This new regulation signals Alaska’s shift toward enhanced patient safety with respect to controlled substances. Permitting partial fills of Schedule II controlled substances provides patients greater flexibility in filling only the amount initially desired while preserving the patient’s ability to obtain the remainder of the prescribed amount within 30 days.
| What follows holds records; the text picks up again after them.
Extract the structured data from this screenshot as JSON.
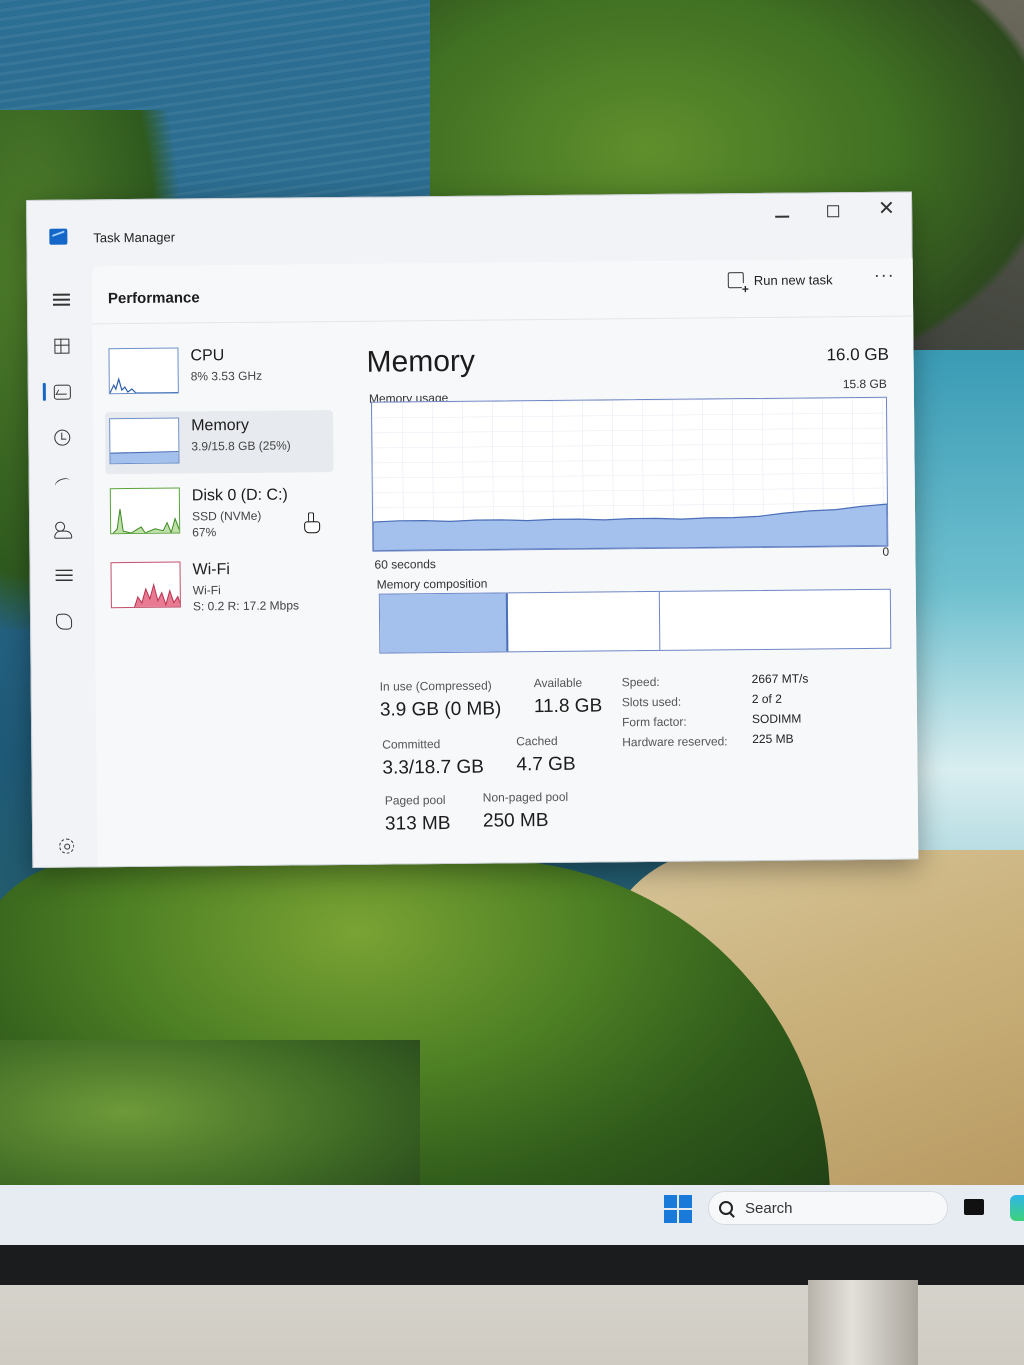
{
  "window": {
    "title": "Task Manager"
  },
  "header": {
    "page_title": "Performance",
    "run_new_task": "Run new task",
    "more": "···"
  },
  "taskbar": {
    "search_placeholder": "Search"
  },
  "sidebar": {
    "items": [
      {
        "name": "CPU",
        "line1": "8% 3.53 GHz",
        "line2": ""
      },
      {
        "name": "Memory",
        "line1": "3.9/15.8 GB (25%)",
        "line2": ""
      },
      {
        "name": "Disk 0 (D: C:)",
        "line1": "SSD (NVMe)",
        "line2": "67%"
      },
      {
        "name": "Wi-Fi",
        "line1": "Wi-Fi",
        "line2": "S: 0.2 R: 17.2 Mbps"
      }
    ]
  },
  "memory": {
    "title": "Memory",
    "total": "16.0 GB",
    "usage_label": "Memory usage",
    "usage_max": "15.8 GB",
    "axis_left": "60 seconds",
    "axis_right": "0",
    "composition_label": "Memory composition",
    "in_use_label": "In use (Compressed)",
    "in_use_value": "3.9 GB (0 MB)",
    "available_label": "Available",
    "available_value": "11.8 GB",
    "committed_label": "Committed",
    "committed_value": "3.3/18.7 GB",
    "cached_label": "Cached",
    "cached_value": "4.7 GB",
    "paged_label": "Paged pool",
    "paged_value": "313 MB",
    "nonpaged_label": "Non-paged pool",
    "nonpaged_value": "250 MB",
    "properties": {
      "speed_label": "Speed:",
      "speed_value": "2667 MT/s",
      "slots_label": "Slots used:",
      "slots_value": "2 of 2",
      "form_label": "Form factor:",
      "form_value": "SODIMM",
      "reserved_label": "Hardware reserved:",
      "reserved_value": "225 MB"
    },
    "usage_fraction": 0.25
  },
  "colors": {
    "accent": "#1466c8",
    "memory_fill": "#a4c0ec",
    "memory_line": "#4b6fb8",
    "wifi_fill": "#e87a92"
  }
}
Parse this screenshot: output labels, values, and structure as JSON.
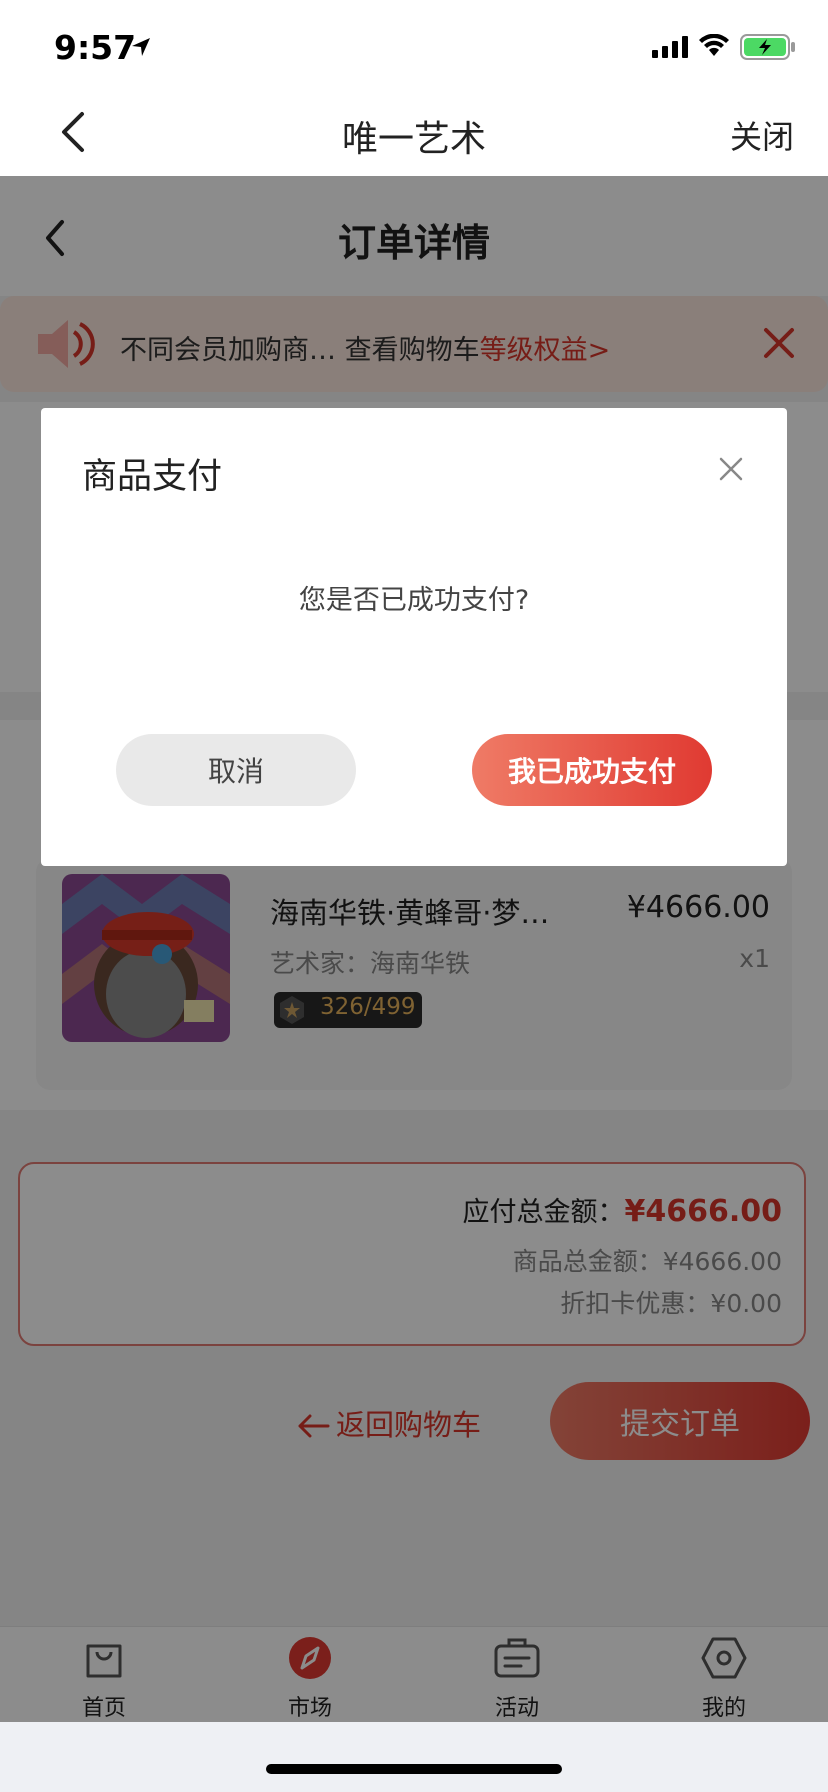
{
  "status_bar": {
    "time": "9:57"
  },
  "nav": {
    "title": "唯一艺术",
    "close_label": "关闭"
  },
  "page": {
    "title": "订单详情",
    "banner": {
      "text": "不同会员加购商…  查看购物车",
      "link": "等级权益>"
    },
    "product": {
      "name": "海南华铁·黄蜂哥·梦…",
      "price": "¥4666.00",
      "artist": "艺术家：海南华铁",
      "qty": "x1",
      "edition": "326/499"
    },
    "summary": {
      "total_label": "应付总金额：",
      "total_amount": "¥4666.00",
      "goods_total": "商品总金额：¥4666.00",
      "discount": "折扣卡优惠：¥0.00"
    },
    "back_to_cart": "返回购物车",
    "submit": "提交订单"
  },
  "modal": {
    "title": "商品支付",
    "message": "您是否已成功支付?",
    "cancel": "取消",
    "confirm": "我已成功支付"
  },
  "tabbar": {
    "items": [
      {
        "label": "首页",
        "icon": "bag-icon"
      },
      {
        "label": "市场",
        "icon": "compass-icon",
        "active": true
      },
      {
        "label": "活动",
        "icon": "ticket-icon"
      },
      {
        "label": "我的",
        "icon": "hexagon-icon"
      }
    ]
  },
  "colors": {
    "accent": "#e03a32",
    "accent_light": "#ef7b66",
    "link": "#d7362a"
  }
}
As a result, this regulation helps curb patients receiving excess drug supplies that may be consumed unnecessarily or even dangerously.

Return or Exchange of Drugs

Finally, the new regulations also allow pharmacies and pharmacists to accept drugs for return or exchange after the drug has been removed from the premises where it was sold, distributed or dispensed if certain conditions are met.[11],[12]

Practical Takeaways

Entities that carry out national level mail-order pharmacy, distribution or 3PL activities should continue to monitor requirements for out-of-state activities nationally given recent attention by various state boards of pharmacy regarding out-of-state pharmacies and distributors.

Also, entities conducting pharmacy activities in the state should validate that their policies and procedures are up-to-date and reflect these revised requirements.

If you have any questions or would like additional information about this topic, please contact:


[1] See Board of Pharmacy’s filed permanent regulations to be codified under Chapters 52 and 02 of the Alaska Administrative Code, available at and, respectively.

[2] See SB 37 Sec. 08.80.159; 12 AAC 52.610(b); 12 AAC 52.696(b); and 12 AAC 52.697(b). Applications for the professional licensure are currently available on the Alaska Board of Pharmacy website. Although a business license is also required, these entities must first obtain a professional license.

[3] See 12 AAC 02.310(a)(1), (b)(8), (b)(9), and (b)(10) for the applicable fees.

[4] See 12 AAC 52.610(b) for a list of the application requirements for nonresident WDDs, 12 AAC 52.696(b) for nonresident OFs, and 12 AAC 52.697(b) for nonresident 3PLs.

[5] This includes, without limitation, those requirements under 12 AAC 52.610(c)–(e); 12 AAC 52.696(c)–(h); and 12 AAC 52.697(c)–(g).

[6] See 12 AAC 52.620(d).

[7] See 12 AAC 52.696(h).

[8] See 12 AAC 52.696(g) and 12 AAC 52.697(g).

[9] See 12 AAC 52.465(a)(1); see also 21 C.F.R. § 1306.13.

[10] See 12 AAC 52.465(a)(2).

[11] See 12 AAC 52.530(a)(1).

[12] See 12 AAC 52.530(a)(2).